== TASK INPUT ==
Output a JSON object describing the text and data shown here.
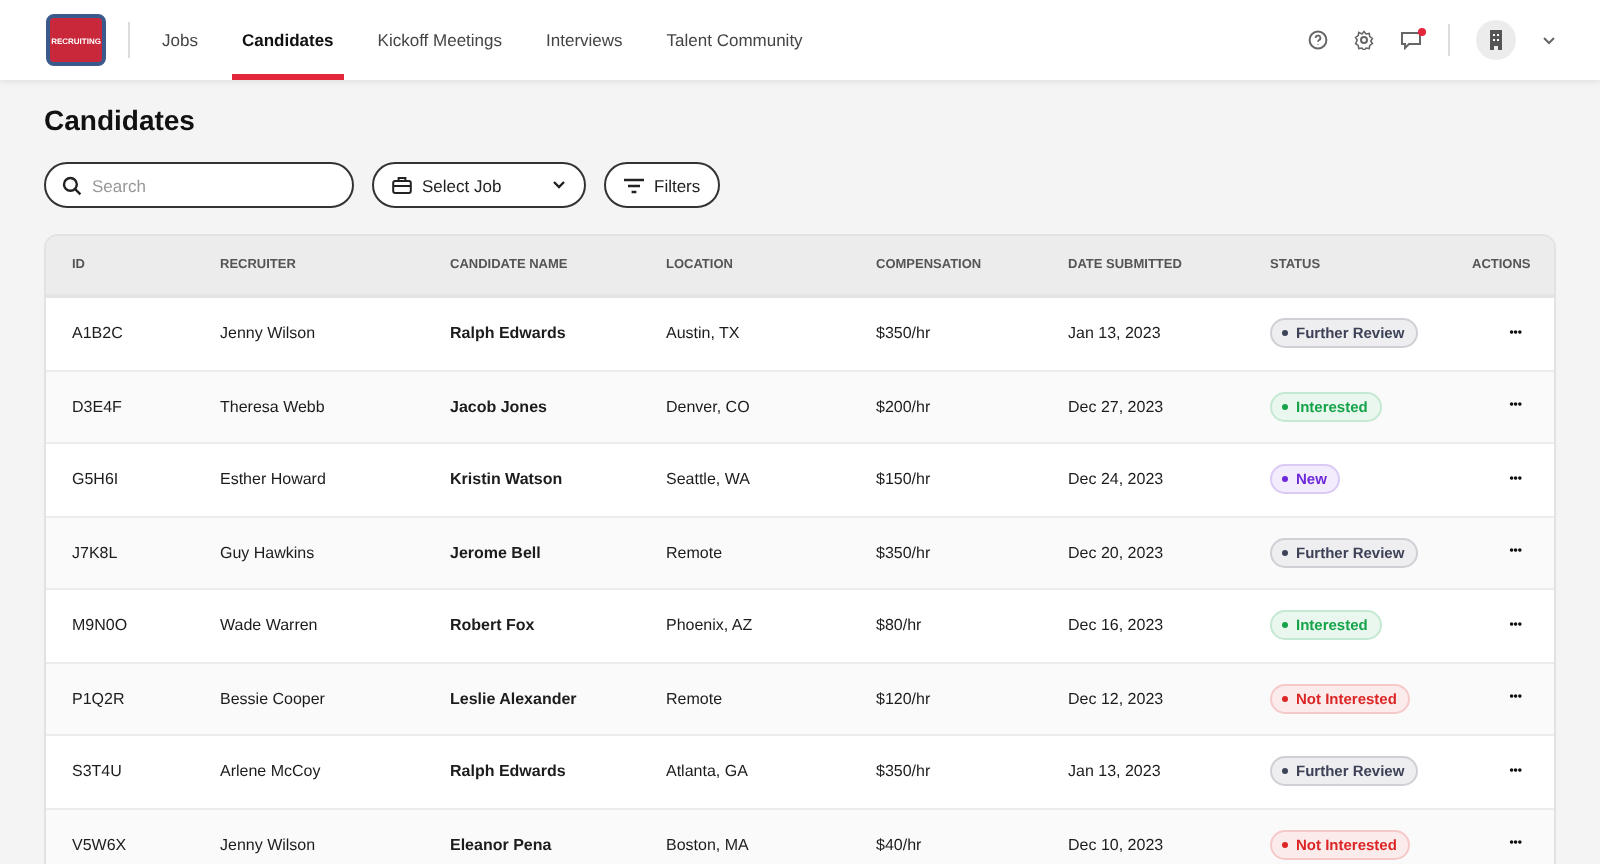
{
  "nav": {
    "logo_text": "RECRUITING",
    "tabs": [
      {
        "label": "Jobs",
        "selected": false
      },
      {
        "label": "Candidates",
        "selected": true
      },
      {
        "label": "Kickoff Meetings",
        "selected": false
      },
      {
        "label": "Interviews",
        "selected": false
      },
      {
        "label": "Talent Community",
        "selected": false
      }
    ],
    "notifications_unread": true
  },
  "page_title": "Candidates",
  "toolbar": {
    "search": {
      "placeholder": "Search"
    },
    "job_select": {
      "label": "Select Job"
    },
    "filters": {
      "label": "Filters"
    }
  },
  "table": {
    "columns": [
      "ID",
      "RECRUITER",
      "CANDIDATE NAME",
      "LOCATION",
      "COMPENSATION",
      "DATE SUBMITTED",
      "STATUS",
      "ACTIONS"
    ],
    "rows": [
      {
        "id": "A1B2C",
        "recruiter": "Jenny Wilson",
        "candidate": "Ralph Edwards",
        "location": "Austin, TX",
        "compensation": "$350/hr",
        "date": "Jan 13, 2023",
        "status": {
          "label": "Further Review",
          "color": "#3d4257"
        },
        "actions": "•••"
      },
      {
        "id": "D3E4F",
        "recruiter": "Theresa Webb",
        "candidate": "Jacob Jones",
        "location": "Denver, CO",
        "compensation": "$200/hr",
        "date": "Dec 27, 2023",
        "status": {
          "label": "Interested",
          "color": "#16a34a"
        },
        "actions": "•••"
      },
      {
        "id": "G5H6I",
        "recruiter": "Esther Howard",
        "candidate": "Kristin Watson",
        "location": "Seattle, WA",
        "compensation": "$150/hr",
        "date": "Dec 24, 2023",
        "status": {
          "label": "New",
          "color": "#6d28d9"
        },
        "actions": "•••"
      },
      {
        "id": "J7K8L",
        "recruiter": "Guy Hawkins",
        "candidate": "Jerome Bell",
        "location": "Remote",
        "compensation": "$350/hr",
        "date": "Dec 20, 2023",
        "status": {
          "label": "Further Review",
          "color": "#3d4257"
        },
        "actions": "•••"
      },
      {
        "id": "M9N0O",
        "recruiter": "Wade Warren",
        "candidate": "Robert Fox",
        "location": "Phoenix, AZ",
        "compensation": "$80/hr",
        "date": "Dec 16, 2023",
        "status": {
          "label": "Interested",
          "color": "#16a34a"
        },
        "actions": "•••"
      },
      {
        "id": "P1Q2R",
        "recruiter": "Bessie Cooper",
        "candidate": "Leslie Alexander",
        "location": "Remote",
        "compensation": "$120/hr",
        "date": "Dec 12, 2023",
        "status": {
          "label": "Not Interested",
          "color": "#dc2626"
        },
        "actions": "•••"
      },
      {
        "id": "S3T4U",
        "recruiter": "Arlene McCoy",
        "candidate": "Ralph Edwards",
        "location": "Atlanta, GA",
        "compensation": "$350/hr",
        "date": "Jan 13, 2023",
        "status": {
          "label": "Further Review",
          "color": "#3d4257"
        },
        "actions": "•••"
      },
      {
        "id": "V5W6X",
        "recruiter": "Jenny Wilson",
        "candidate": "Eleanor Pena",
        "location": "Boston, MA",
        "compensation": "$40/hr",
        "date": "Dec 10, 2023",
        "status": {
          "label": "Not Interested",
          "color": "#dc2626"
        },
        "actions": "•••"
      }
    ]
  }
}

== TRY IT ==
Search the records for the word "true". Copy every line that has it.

== ANSWER SECTION ==
        "selected": true
    "notifications_unread": true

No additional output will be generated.